In this large-scale, impressive look at David’s Webb life and work, Ruth Peltason opens a window into the artist’s world.
A native of North Carolina, David Webb apprenticed as a jewelry manufacturer during his teenage years before moving to New York City. There he made his name and fortune creating unforgettable jewelry and objets d’art for the elite from the 1950s through the early ’70s. The women of style and glamour who wore his jewelry included the Duchess of Windsor, Elizabeth Taylor, Barbra Streisand, Jackie Kennedy, and Estée Lauder. Webb’s design style is unmistakable yet varied. His pieces are almost exclusively bold and substantial, with designs that range from geometric to naturalistic forms. Many feature bright, bold color in the form of gemstones and enamel, while many others are monochromatic. All share a fine attention to detail and amazing workmanship, serving to highlight the designer’s creative vision.
As famous as his jewelry became, the designer himself was rarely seen, seldom heard from, and almost never photographed. Webb allowed his jewelry to speak for itself, as his company continues to do almost 40 years after his death. Therefore, I found the writing notable for what is revealed about David Webb himself. As he often purposefully placed himself in the background, one seldom gets to read about his personal life. And with chapters such as “Crazy for Color,” “Elegance Supreme,” “Solid-Gold Fun,” and “Animals as Decoration & Heavenly Delight,” Ms. Peltason manages to capture every mood that Webb’s jewelry might convey.

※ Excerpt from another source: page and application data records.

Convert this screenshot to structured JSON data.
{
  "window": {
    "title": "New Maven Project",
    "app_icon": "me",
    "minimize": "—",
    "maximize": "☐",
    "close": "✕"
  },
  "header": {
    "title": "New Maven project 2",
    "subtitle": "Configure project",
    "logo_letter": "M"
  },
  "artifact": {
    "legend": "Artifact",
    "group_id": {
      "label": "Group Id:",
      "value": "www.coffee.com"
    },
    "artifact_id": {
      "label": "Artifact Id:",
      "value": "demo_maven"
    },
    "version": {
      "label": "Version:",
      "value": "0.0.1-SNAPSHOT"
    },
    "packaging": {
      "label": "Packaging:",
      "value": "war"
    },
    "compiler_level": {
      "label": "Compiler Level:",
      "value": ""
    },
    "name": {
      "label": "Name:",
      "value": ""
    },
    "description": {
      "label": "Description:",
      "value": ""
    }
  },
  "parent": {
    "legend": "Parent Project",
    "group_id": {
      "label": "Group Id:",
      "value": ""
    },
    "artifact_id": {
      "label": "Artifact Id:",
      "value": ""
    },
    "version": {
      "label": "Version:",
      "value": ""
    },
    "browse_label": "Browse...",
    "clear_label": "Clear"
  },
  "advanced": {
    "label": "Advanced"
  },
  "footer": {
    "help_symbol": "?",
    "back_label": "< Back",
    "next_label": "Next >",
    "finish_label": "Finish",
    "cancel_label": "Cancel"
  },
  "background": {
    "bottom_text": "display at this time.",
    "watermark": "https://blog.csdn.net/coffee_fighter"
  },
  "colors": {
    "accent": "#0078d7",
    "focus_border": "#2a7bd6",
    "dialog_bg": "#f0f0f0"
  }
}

The large, high-definition images prove that no detail is too small to escape the fine attention of Webb’s present-day jewelers, who are all accomplished craftspeople in their own right.
David Webb – The Quintessential American Jeweler is highly recommended for followers of fine jewelry and design history in general.